Some people may need special preparation before surgery to decrease the risk of complications. These are people who
- Have a history of blood clots in large blood vessels (deep vein thrombosis).
- Take large doses of aspirin. Aspirin slows blood clotting and may increase the chances of bleeding after surgery.
- Take a blood thinner.
- Have severe urinary problems, such as those caused by an enlarged prostate gland.
Risks of laparoscopic hernia repair include:
- Risks of general anesthesia.
- Pain in the testicles or in the cord that carries sperm from the testicle to the penis (spermatic cord).
- Damage to the cord that carries sperm from the testicles to the penis. This could affect your ability to father children.
- Fluid (seromas) or blood (hematomas) in the scrotum, the inguinal canal, or the abdominal (belly) muscles.
- Inability to urinate (urinary retention) or bladder injury.
- Infection from the mesh or stitches.
- Scar tissue formation (adhesions).
- Injury to belly organs, blood vessels, and nerves.
- Numbness or pain in the thigh.
- Injury to the testicle, causing testicular atrophy (rare).
- Recurrence of the hernia (usually related to the mesh applied during surgery being too small to cover the groin area or the mesh not being stapled well).
Laparoscopic hernia repair is similar to other laparoscopic procedures. General anesthesia is given, and a small cut (incision) is made in or just below the navel. The abdomen is inflated with air so that the surgeon can see the abdominal (belly) organs.
A thin, lighted scope called a laparoscope is inserted through the incision. The instruments to repair the hernia are inserted through other small incisions in the lower abdomen. Mesh is then placed over the defect to reinforce the belly wall.
There are many things to think about when deciding if you should have inguinal hernia repair surgery, such as whether your hernia is incarcerated or strangulated and whether you have other conditions that need to be addressed before hernia repair surgery is appropriate.
Laparoscopic hernia repair is different from open surgery in the following ways:
- A laparoscopic repair requires several small incisions instead of a single larger cut.
- If hernias are on both sides, both hernias can be repaired at the same time without the need for a second large incision. Laparoscopic surgery allows the surgeon to examine both groin areas and all sites of hernias for defects. Also, the patch or mesh can be placed over all possible areas of weakness, helping prevent a hernia from recurring in the same spot or developing in a different spot.
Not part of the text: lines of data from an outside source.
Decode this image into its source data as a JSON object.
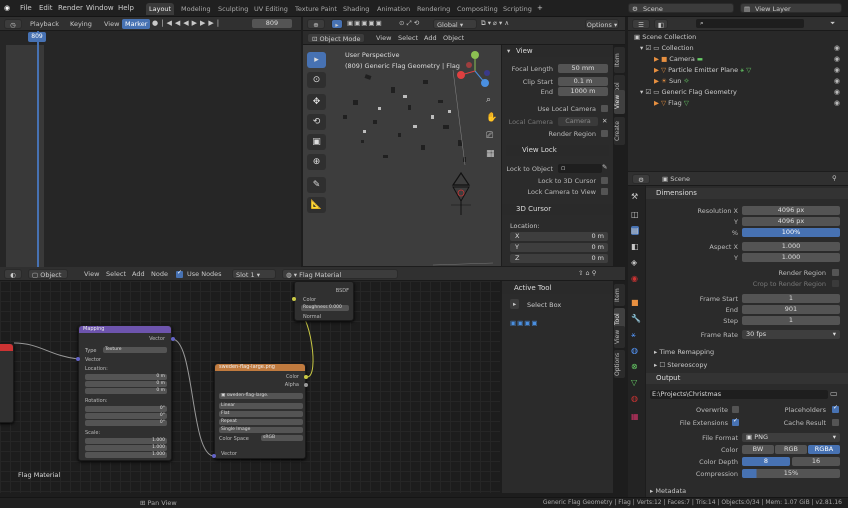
{
  "menus": [
    "File",
    "Edit",
    "Render",
    "Window",
    "Help"
  ],
  "workspaces": [
    "Layout",
    "Modeling",
    "Sculpting",
    "UV Editing",
    "Texture Paint",
    "Shading",
    "Animation",
    "Rendering",
    "Compositing",
    "Scripting"
  ],
  "scene_name": "Scene",
  "view_layer": "View Layer",
  "timeline": {
    "playback": "Playback",
    "keying": "Keying",
    "view": "View",
    "marker": "Marker",
    "frame": "809",
    "cursor_frame": "809"
  },
  "viewport": {
    "mode": "Object Mode",
    "menus": [
      "View",
      "Select",
      "Add",
      "Object"
    ],
    "orientation": "Global",
    "options": "Options",
    "overlay_title": "User Perspective",
    "overlay_sub": "(809) Generic Flag Geometry | Flag"
  },
  "n_panel": {
    "view_title": "View",
    "focal_label": "Focal Length",
    "focal": "50 mm",
    "clip_start_label": "Clip Start",
    "clip_start": "0.1 m",
    "end_label": "End",
    "clip_end": "1000 m",
    "use_local_camera": "Use Local Camera",
    "local_camera": "Local Camera",
    "camera": "Camera",
    "render_region": "Render Region",
    "view_lock": "View Lock",
    "lock_to_object": "Lock to Object",
    "lock_3d_cursor": "Lock to 3D Cursor",
    "lock_camera": "Lock Camera to View",
    "cursor_title": "3D Cursor",
    "location": "Location:",
    "x": "X",
    "y": "Y",
    "z": "Z",
    "x_val": "0 m",
    "y_val": "0 m",
    "z_val": "0 m",
    "tabs": [
      "Item",
      "Tool",
      "View",
      "Create"
    ]
  },
  "outliner": {
    "collection_root": "Scene Collection",
    "items": [
      {
        "name": "Collection",
        "depth": 1
      },
      {
        "name": "Camera",
        "depth": 2
      },
      {
        "name": "Particle Emitter Plane",
        "depth": 2
      },
      {
        "name": "Sun",
        "depth": 2
      },
      {
        "name": "Generic Flag Geometry",
        "depth": 1
      },
      {
        "name": "Flag",
        "depth": 2
      }
    ]
  },
  "properties": {
    "scene": "Scene",
    "dimensions": "Dimensions",
    "res_x_label": "Resolution X",
    "res_x": "4096 px",
    "res_y_label": "Y",
    "res_y": "4096 px",
    "pct_label": "%",
    "pct": "100%",
    "aspect_x_label": "Aspect X",
    "aspect_x": "1.000",
    "aspect_y_label": "Y",
    "aspect_y": "1.000",
    "render_region": "Render Region",
    "crop": "Crop to Render Region",
    "frame_start_label": "Frame Start",
    "frame_start": "1",
    "end_label": "End",
    "frame_end": "901",
    "step_label": "Step",
    "step": "1",
    "frame_rate_label": "Frame Rate",
    "frame_rate": "30 fps",
    "time_remapping": "Time Remapping",
    "stereoscopy": "Stereoscopy",
    "output": "Output",
    "path": "E:\\Projects\\Christmas Baubles...gs4kV2Sweden\\SwedishFlags_",
    "overwrite": "Overwrite",
    "placeholders": "Placeholders",
    "file_ext": "File Extensions",
    "cache_result": "Cache Result",
    "file_format_label": "File Format",
    "file_format": "PNG",
    "color_label": "Color",
    "bw": "BW",
    "rgb": "RGB",
    "rgba": "RGBA",
    "depth_label": "Color Depth",
    "depth8": "8",
    "depth16": "16",
    "compression_label": "Compression",
    "compression": "15%",
    "metadata": "Metadata"
  },
  "node_editor": {
    "editor": "Object",
    "menus": [
      "View",
      "Select",
      "Add",
      "Node"
    ],
    "use_nodes": "Use Nodes",
    "slot": "Slot 1",
    "material": "Flag Material",
    "footer_label": "Flag Material",
    "active_tool": "Active Tool",
    "select_box": "Select Box",
    "tabs": [
      "Item",
      "Tool",
      "View",
      "Options"
    ],
    "bsdf_label": "BSDF",
    "bsdf_color": "Color",
    "roughness": "Roughness",
    "roughness_val": "0.000",
    "normal": "Normal",
    "mapping": "Mapping",
    "vector_out": "Vector",
    "type_label": "Type",
    "type_val": "Texture",
    "vector_in": "Vector",
    "location": "Location:",
    "rotation": "Rotation:",
    "scale": "Scale:",
    "loc_vals": [
      "0 m",
      "0 m",
      "0 m"
    ],
    "rot_vals": [
      "0°",
      "0°",
      "0°"
    ],
    "scale_vals": [
      "1.000",
      "1.000",
      "1.000"
    ],
    "img_tex": "sweden-flag-large.png",
    "img_file": "sweden-flag-large.",
    "col_out": "Color",
    "alpha_out": "Alpha",
    "linear": "Linear",
    "flat": "Flat",
    "repeat": "Repeat",
    "single": "Single Image",
    "cs_label": "Color Space",
    "cs_val": "sRGB",
    "vec_in2": "Vector"
  },
  "status": {
    "pan": "Pan View",
    "info": "Generic Flag Geometry | Flag | Verts:12 | Faces:7 | Tris:14 | Objects:0/34 | Mem: 1.07 GiB | v2.81.16"
  }
}
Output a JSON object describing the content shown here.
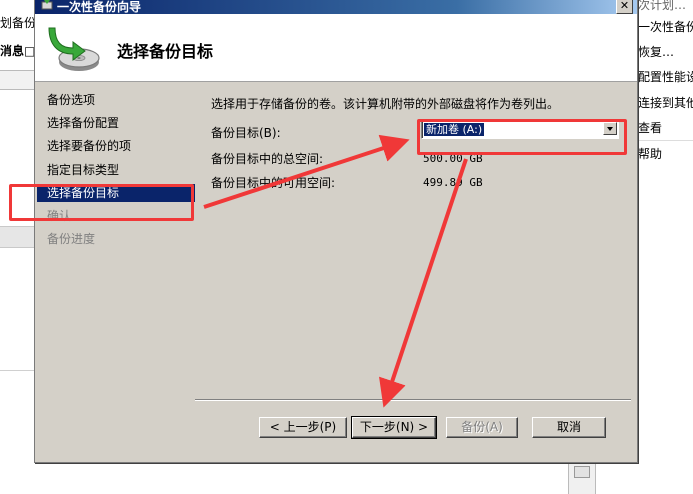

- General anesthesia is needed for laparoscopic repair. Open hernia repair can be done under general, spinal, or local anesthesia.